Gun-violence survivors, families call for background check legislation
People urge lawmakers to strengthen gun laws
Once a busy Casselberry hair salon, now a vacant storefront. Six months ago, gun in hand, Bradford Baumet stormed into the hair salon off Semoran Boulevard and fired six shots at his estranged girlfriend, Marcia Santiago, then shot and killed the owner, a worker, and a customer, Gladys Cabrera.
Cabrera's son, Andy Jimenez, said that moment changed everything for him. He's now calling for stricter background checks for anyone who wants to buy a gun.
"I'm dedicated on this for life," said Jimenez. "I think to myself that when I dedicate time to doing this type of event, I'm dedicating time to my mom, and also trying to help out all those innocent victims."
Jimenez shared his story at Lake Eola Park on Saturday, along with other survivors of gun violence and their families. Some are pushing lawmakers to strengthen gun laws for the first time in decades.
In 2007, Sean Council was murdered in Orlando, shot while riding his bike home.
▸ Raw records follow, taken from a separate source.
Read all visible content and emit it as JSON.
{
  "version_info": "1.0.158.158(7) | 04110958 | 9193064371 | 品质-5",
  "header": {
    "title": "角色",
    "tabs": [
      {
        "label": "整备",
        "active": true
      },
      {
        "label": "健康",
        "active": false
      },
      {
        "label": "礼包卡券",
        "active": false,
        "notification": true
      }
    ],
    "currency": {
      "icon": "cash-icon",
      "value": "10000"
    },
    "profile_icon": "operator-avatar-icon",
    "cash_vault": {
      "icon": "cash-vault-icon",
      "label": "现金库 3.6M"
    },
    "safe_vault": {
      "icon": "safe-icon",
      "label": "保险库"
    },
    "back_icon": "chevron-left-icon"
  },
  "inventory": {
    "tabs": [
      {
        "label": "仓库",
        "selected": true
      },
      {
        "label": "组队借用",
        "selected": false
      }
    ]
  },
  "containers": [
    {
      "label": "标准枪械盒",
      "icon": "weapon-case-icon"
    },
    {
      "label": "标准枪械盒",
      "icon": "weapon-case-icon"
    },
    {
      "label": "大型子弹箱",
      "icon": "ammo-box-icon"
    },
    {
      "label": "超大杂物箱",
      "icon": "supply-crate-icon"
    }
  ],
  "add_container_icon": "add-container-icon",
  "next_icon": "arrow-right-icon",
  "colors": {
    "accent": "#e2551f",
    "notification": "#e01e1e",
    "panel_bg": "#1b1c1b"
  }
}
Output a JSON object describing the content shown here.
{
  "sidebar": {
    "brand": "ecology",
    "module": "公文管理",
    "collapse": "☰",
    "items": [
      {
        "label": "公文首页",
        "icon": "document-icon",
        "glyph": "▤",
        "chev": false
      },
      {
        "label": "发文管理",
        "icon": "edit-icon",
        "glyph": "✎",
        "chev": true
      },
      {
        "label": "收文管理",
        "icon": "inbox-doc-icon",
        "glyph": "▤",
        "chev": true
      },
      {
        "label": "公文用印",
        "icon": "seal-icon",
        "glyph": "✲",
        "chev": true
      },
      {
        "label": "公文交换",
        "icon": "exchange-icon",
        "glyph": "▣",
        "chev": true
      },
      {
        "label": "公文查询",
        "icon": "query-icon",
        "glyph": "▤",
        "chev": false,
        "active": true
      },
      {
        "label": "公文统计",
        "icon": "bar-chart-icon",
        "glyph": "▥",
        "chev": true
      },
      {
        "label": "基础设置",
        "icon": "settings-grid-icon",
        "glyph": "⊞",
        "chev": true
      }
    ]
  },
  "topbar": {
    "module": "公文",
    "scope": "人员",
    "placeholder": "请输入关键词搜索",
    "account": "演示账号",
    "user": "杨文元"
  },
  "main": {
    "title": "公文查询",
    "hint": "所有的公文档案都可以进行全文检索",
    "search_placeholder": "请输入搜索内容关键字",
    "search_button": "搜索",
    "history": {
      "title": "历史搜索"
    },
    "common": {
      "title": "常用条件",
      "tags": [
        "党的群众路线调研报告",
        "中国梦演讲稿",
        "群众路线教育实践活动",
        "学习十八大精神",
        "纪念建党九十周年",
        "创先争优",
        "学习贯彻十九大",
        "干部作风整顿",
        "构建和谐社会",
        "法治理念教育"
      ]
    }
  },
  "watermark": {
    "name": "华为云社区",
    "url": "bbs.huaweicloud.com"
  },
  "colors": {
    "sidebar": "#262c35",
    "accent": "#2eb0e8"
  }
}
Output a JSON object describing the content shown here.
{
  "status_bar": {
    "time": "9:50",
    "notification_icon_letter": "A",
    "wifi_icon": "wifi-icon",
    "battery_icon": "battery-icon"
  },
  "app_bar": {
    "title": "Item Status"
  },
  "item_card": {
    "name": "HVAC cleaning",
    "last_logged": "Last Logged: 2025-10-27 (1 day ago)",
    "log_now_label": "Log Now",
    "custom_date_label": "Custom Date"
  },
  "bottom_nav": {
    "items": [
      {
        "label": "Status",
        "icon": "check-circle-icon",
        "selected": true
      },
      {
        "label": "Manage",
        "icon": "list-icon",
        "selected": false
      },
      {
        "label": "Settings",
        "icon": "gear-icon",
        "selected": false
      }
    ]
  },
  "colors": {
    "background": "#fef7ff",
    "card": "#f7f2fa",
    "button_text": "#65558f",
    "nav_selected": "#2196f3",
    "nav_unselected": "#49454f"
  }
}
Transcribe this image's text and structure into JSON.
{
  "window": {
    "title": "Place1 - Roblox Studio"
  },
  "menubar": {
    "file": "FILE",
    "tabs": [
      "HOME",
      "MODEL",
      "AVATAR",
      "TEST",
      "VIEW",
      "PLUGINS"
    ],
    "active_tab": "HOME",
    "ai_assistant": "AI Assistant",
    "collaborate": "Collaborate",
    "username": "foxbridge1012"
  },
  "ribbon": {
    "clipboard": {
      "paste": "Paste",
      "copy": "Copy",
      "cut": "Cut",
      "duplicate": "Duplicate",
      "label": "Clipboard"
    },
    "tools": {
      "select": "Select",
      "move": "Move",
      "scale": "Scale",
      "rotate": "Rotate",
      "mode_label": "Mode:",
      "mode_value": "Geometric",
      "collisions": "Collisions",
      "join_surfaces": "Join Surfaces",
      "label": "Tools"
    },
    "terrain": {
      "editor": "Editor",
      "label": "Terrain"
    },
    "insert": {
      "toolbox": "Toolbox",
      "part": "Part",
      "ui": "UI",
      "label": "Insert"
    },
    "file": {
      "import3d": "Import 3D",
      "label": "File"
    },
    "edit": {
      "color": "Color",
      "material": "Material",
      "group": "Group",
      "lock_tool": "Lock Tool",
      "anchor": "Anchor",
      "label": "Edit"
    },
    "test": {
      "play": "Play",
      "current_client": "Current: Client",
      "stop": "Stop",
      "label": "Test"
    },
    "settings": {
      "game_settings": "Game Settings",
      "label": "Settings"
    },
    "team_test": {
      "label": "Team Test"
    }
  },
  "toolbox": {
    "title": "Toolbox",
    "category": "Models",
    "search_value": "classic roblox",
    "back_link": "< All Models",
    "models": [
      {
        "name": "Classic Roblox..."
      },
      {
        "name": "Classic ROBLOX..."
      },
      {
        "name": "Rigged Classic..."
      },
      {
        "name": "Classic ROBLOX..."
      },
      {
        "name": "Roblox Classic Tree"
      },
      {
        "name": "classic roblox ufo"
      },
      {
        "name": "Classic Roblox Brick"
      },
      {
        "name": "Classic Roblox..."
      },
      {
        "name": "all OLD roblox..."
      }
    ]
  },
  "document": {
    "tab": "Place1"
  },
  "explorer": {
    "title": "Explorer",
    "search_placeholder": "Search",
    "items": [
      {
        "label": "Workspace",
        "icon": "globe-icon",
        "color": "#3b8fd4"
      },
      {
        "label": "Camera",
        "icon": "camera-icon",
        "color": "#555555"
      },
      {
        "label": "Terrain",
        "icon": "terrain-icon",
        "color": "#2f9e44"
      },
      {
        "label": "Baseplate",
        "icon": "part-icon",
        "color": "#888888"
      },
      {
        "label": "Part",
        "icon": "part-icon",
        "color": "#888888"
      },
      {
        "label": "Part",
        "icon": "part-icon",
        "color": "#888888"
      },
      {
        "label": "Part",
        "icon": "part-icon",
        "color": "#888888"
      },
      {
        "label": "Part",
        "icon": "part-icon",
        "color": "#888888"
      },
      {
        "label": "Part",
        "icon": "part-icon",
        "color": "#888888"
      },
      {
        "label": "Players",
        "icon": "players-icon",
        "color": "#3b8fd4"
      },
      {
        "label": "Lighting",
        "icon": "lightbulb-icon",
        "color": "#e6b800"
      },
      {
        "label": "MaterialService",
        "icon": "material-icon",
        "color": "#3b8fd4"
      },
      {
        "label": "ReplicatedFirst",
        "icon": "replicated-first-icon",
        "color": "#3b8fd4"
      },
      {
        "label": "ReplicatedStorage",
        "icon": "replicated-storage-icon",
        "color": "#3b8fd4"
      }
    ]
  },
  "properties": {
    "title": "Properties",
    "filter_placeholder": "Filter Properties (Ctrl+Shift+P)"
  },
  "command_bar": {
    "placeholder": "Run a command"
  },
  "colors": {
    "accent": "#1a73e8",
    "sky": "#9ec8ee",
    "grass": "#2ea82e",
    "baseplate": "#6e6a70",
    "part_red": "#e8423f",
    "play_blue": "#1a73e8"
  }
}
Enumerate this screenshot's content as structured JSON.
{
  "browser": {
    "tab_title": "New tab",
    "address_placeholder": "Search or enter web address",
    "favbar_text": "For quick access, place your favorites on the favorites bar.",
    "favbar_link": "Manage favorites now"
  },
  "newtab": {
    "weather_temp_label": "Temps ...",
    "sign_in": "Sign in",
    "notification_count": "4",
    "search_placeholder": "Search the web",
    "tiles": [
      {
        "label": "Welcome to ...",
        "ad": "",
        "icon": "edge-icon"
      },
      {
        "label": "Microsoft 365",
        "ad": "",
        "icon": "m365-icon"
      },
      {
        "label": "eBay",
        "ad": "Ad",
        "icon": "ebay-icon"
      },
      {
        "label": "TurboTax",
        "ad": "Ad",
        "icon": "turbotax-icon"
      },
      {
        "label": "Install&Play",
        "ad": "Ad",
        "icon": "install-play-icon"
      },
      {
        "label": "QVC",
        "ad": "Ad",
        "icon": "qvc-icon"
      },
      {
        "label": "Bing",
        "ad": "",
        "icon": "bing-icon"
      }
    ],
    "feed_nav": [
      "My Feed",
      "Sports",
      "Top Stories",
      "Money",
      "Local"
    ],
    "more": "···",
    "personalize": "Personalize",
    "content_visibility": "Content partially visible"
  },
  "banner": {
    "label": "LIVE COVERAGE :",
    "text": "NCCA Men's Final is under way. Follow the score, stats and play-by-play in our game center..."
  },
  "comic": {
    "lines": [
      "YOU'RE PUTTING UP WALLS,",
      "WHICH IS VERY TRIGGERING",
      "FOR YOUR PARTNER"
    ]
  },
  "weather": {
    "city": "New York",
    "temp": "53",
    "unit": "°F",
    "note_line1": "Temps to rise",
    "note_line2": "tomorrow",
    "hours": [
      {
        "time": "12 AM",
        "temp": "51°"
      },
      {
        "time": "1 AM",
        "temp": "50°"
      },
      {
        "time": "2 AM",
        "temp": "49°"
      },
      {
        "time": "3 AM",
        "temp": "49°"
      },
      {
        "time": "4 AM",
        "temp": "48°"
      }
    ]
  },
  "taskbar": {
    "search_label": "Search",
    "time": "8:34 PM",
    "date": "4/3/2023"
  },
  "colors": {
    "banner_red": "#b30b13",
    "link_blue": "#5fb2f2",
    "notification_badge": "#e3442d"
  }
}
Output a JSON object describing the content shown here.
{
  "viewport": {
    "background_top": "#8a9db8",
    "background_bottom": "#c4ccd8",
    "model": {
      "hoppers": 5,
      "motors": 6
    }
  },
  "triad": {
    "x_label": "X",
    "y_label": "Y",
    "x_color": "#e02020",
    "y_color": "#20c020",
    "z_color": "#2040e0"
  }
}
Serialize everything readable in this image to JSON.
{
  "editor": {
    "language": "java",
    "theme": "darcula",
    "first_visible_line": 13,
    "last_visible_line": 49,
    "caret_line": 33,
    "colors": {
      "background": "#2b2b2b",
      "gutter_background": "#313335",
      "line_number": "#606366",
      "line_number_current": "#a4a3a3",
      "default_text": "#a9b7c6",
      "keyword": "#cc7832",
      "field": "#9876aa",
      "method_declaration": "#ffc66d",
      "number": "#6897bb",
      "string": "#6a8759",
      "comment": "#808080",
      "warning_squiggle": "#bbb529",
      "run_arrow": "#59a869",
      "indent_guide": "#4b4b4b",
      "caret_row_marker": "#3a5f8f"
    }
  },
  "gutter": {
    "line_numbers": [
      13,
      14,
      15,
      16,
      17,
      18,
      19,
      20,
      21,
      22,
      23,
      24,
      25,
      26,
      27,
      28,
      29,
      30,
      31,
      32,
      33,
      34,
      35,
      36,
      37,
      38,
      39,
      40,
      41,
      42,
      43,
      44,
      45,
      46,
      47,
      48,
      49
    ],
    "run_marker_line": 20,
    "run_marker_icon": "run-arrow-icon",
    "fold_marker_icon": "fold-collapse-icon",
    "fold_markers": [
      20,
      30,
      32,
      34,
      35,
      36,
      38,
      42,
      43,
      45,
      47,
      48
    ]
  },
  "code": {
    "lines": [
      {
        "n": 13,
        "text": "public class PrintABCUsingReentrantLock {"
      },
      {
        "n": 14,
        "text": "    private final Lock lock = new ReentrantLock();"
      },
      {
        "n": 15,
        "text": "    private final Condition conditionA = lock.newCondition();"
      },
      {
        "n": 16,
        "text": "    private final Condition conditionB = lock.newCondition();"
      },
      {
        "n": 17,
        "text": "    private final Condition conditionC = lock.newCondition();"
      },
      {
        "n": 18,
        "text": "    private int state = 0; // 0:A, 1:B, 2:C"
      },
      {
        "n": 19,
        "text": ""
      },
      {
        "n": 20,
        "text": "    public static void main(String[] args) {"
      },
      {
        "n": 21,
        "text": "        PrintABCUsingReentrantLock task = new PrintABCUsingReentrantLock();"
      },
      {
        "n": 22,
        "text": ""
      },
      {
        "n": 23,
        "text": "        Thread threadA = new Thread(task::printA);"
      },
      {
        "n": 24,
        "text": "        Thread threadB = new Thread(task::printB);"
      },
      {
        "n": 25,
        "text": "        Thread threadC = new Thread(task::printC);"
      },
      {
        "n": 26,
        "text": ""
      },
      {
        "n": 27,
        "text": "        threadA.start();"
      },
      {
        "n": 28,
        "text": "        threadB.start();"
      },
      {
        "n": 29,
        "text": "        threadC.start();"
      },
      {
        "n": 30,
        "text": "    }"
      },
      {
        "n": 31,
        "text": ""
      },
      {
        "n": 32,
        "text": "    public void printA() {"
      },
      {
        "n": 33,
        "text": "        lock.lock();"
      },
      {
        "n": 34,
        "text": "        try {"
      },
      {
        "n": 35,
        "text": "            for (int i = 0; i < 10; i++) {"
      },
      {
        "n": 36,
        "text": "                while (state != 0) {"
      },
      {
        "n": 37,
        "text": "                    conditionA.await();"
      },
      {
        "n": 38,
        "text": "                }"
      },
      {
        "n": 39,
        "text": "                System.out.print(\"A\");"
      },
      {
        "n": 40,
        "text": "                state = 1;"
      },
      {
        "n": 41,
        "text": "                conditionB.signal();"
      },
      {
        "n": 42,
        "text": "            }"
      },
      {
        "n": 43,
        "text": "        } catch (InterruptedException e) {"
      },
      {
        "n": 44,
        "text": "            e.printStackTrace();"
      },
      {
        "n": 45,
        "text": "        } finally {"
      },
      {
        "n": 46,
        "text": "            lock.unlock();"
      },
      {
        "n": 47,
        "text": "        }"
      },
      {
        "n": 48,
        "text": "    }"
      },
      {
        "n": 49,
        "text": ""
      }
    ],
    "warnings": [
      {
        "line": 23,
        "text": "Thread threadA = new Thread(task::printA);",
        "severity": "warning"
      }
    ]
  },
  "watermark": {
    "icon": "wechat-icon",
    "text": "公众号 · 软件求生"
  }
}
His mother, Gatha Council, said it's another example of a system that's failing.
"In order for us to take control, and to control the streets, is to remove the guns off the streets," said Gatha Council.
The National Rifle Association has fired back, saying, "Expanding background checks at gun shows will not prevent the next shooting, will not solve violent crime, and will not keep our kids safe in schools."
Regarding next week's debate in the senate, the NRA is also expected to issue another response.
The NRA is in favor of having armed guards in schools, but not expanded background checks, or bans on weapons.